Publishing houses are allowed to make what helps them surviving (real people work there, after all), but then there must be a space for different kinds of stories, and it must be taken seriously at least as much. People always think that indie equals “less quality”, but it’s not the point. It’s not about the freedom to publish whatever crap we feel entitled to publish without polishing, it’s about the plurality of stories we want to see out there. If indies and self-publishing are the only ways to give anyone the chance to see themselves in a story on the shelves, then it must exist and it must be encouraged. You already know what I think about representation, don’t you?
The freedom you get in being indie is balanced by a huge increase in the things you need to take care of: you’re in charge of editing, cover design, marketing, printing. It not only translates into a higher cost in terms of money, but also in terms of time and effort. Is it worth it? For me, the answer is a clear yes.

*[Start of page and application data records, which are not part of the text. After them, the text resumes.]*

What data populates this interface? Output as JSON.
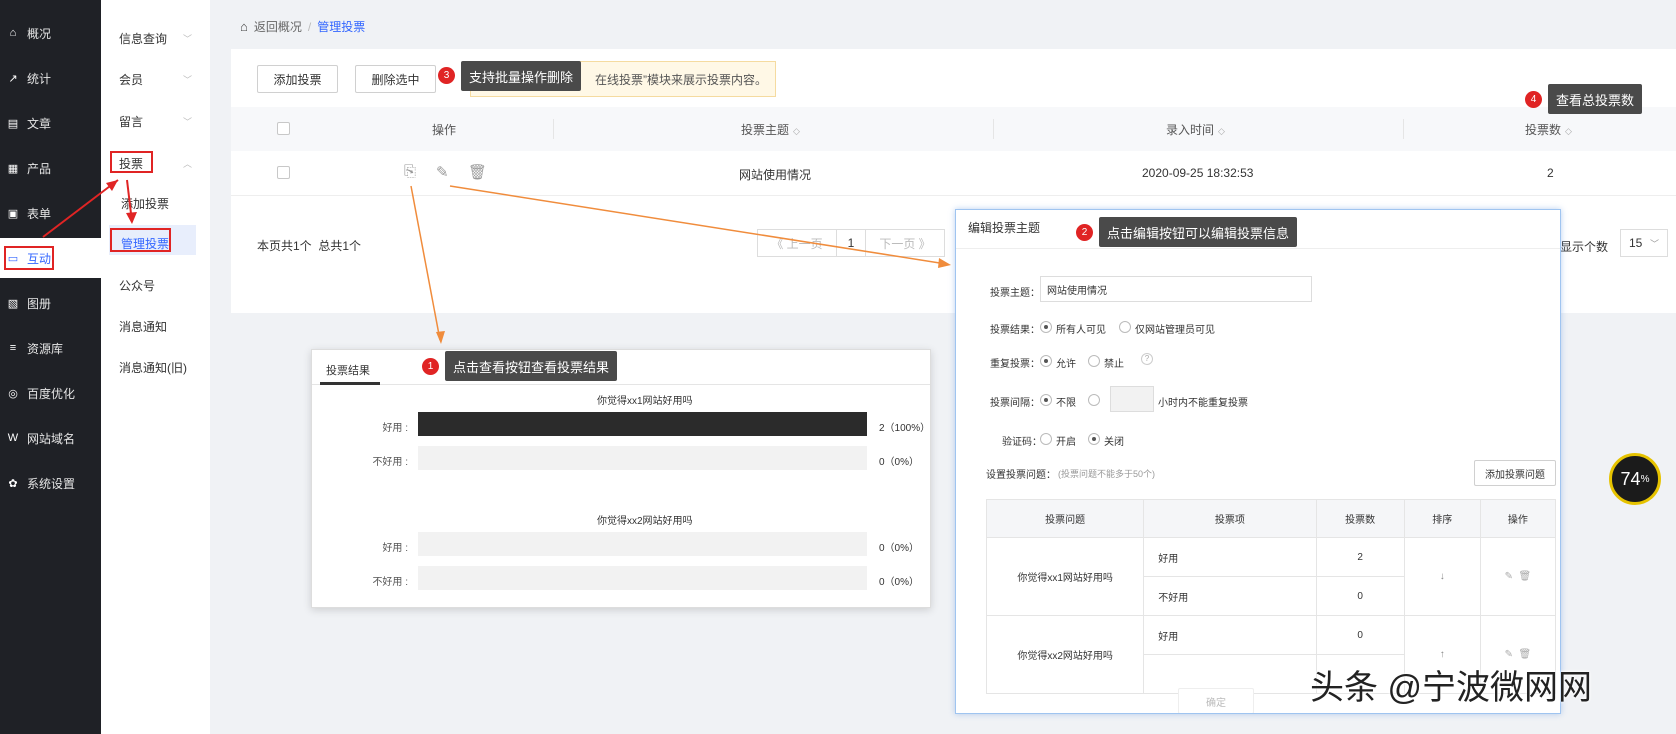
{
  "sidebar": {
    "items": [
      {
        "icon": "home-icon",
        "glyph": "⌂",
        "label": "概况"
      },
      {
        "icon": "chart-icon",
        "glyph": "↗",
        "label": "统计"
      },
      {
        "icon": "article-icon",
        "glyph": "▤",
        "label": "文章"
      },
      {
        "icon": "product-icon",
        "glyph": "▦",
        "label": "产品"
      },
      {
        "icon": "form-icon",
        "glyph": "▣",
        "label": "表单"
      },
      {
        "icon": "interact-icon",
        "glyph": "▭",
        "label": "互动"
      },
      {
        "icon": "album-icon",
        "glyph": "▧",
        "label": "图册"
      },
      {
        "icon": "resource-icon",
        "glyph": "≡",
        "label": "资源库"
      },
      {
        "icon": "seo-icon",
        "glyph": "◎",
        "label": "百度优化"
      },
      {
        "icon": "domain-icon",
        "glyph": "W",
        "label": "网站域名"
      },
      {
        "icon": "settings-icon",
        "glyph": "✿",
        "label": "系统设置"
      }
    ]
  },
  "subnav": {
    "items": [
      "信息查询",
      "会员",
      "留言",
      "投票",
      "添加投票",
      "管理投票",
      "公众号",
      "消息通知",
      "消息通知(旧)"
    ]
  },
  "breadcrumb": {
    "back": "返回概况",
    "sep": "/",
    "current": "管理投票"
  },
  "toolbar": {
    "add_label": "添加投票",
    "delete_label": "删除选中",
    "notice": "在线投票”模块来展示投票内容。"
  },
  "table": {
    "headers": [
      "操作",
      "投票主题",
      "录入时间",
      "投票数"
    ],
    "row": {
      "topic": "网站使用情况",
      "time": "2020-09-25 18:32:53",
      "count": "2"
    }
  },
  "pagination": {
    "summary": "本页共1个  总共1个",
    "prev": "《 上一页",
    "page": "1",
    "next": "下一页 》",
    "per_page_label": "显示个数",
    "per_page_value": "15"
  },
  "annotations": {
    "n1": "1",
    "t1": "点击查看按钮查看投票结果",
    "n2": "2",
    "t2": "点击编辑按钮可以编辑投票信息",
    "n3": "3",
    "t3": "支持批量操作删除",
    "n4": "4",
    "t4": "查看总投票数"
  },
  "result_popup": {
    "tab": "投票结果",
    "questions": [
      {
        "title": "你觉得xx1网站好用吗",
        "options": [
          {
            "label": "好用 :",
            "value": "2（100%）",
            "fraction": 1.0
          },
          {
            "label": "不好用 :",
            "value": "0（0%）",
            "fraction": 0.0
          }
        ]
      },
      {
        "title": "你觉得xx2网站好用吗",
        "options": [
          {
            "label": "好用 :",
            "value": "0（0%）",
            "fraction": 0.0
          },
          {
            "label": "不好用 :",
            "value": "0（0%）",
            "fraction": 0.0
          }
        ]
      }
    ]
  },
  "edit_popup": {
    "title": "编辑投票主题",
    "topic_label": "投票主题：",
    "topic_value": "网站使用情况",
    "result_label": "投票结果：",
    "result_opt1": "所有人可见",
    "result_opt2": "仅网站管理员可见",
    "repeat_label": "重复投票：",
    "repeat_opt1": "允许",
    "repeat_opt2": "禁止",
    "help": "?",
    "interval_label": "投票间隔：",
    "interval_opt1": "不限",
    "interval_suffix": "小时内不能重复投票",
    "captcha_label": "验证码：",
    "captcha_opt1": "开启",
    "captcha_opt2": "关闭",
    "questions_label": "设置投票问题：",
    "questions_hint": "(投票问题不能多于50个)",
    "add_question": "添加投票问题",
    "table_headers": [
      "投票问题",
      "投票项",
      "投票数",
      "排序",
      "操作"
    ],
    "rows": [
      {
        "question": "你觉得xx1网站好用吗",
        "items": [
          {
            "name": "好用",
            "count": "2"
          },
          {
            "name": "不好用",
            "count": "0"
          }
        ],
        "sort": "↓"
      },
      {
        "question": "你觉得xx2网站好用吗",
        "items": [
          {
            "name": "好用",
            "count": "0"
          },
          {
            "name": "",
            "count": ""
          }
        ],
        "sort": "↑"
      }
    ],
    "confirm": "确定"
  },
  "overlay": {
    "gauge": "74",
    "gauge_unit": "%",
    "watermark": "头条 @宁波微网网"
  }
}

Some days I wonder why it has to be so hard, but the next day I’m super excited about being able to be in charge of everything: the book I’m struggling so hard to publish is really gonna be “mine”. I’ve written both the Italian and the English versions myself, and I’m not sure I could have done both if a publisher had their say about it.
I don’t know about you, but easy things never fascinated me.